By Michael J. Katin, MD
Over the past four years I have tried to avoid dealing with current events
topics since even though they could be a rich source of material for the
short term, subtle references might prove obscure to readers in the future
(The Best of Radiotherapy Opinion, Simon and Schuster, 2015). However,
recent events scream out for inclusion and considering that the November
2000 column was remarkably prescient (and included the first reference to
"Electile Dysfunction," put on line prior to the election and subsequently
used by a myriad of writers and editorial cartoonists), I think it is
justified to make an exception for this month.
We have seen the spectacle
of post-election maneuvering in Florida with both Mr.
Bush and Mr. Gore trying to get the 25 electoral votes to put them over
the top to become President. Considering the faltering economy and escalating
turmoil in the Middle East, this could be similar to fighting to get the
last stateroom on the Titanic. All this has distracted our country from
dealing with the major issue of our day, specifically, guaranteeing adequate
reimbursement for radiation oncology procedures. We are even further taunted
by the subplot of Dick Cheney's cardiac event, with the use of intracoronary
brachytherapy apparently not performed and not even mentioned in the commentaries.
Still, it's a good idea to stay optimistic, as was I when in October I
canceled December's schedule in case I was called to participate in the
Nader/LaDuke transition team. We need to analyze events and distill out
the essences, as is the basis of Santayana's
Maybe the main leson would be that we might lose fewer patients to cancer
if we didn't give up after the first several setbacks. I decided to test
this hypothesis based on the example of the Miami-Dade/Broward/Palm
Beach model. A patient with prostate cancer had been treated with external
beam radiation therapy and was seen at his two-year follow-up to have a
rising PSA level. Usually the next move would have been to put him through

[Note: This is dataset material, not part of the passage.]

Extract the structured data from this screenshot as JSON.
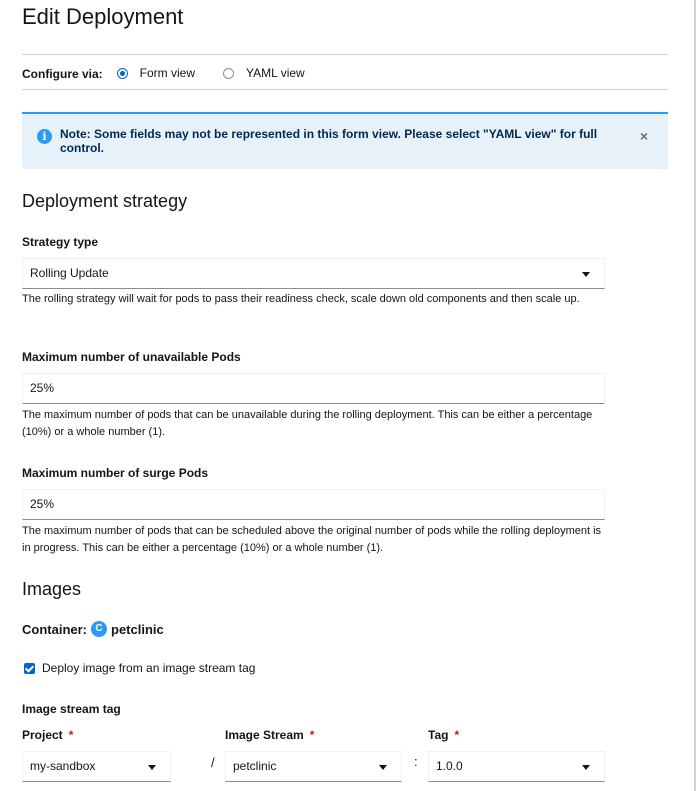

restaging and exploration of next-line therapies. Instead, I initiated a
two-pronged attack. I started by requesting a recheck of the PSA. It came
out to within 1% of the previous value but considering that was suspicious
enough to question its validity, I initiated a request for another repeat
but this time also including fractionation.
I then turned my attention to the treatment itself. He had been treated to
7200 rad and I questioned whether he would have done better if he had
received a higher dose. I went back to the microdosimetry readings and
isodose curve printouts and reviewed these with two observers. We were able
to assign additional rads to the treatment based on the microdosimetry
("hanging rads") and then to identify additional rads that should have been
included by reanalysis of the intention of the physicist and physician based
on the matching up of the target volume and isodoses ("pregnant rads").
This got the total up to 7383 rad, which should have had a higher chance of
producing local control.
I then settled it by disallowing the PSA reading entirely, since it had been
ordered by me and I wasn't the principal physician under the patient's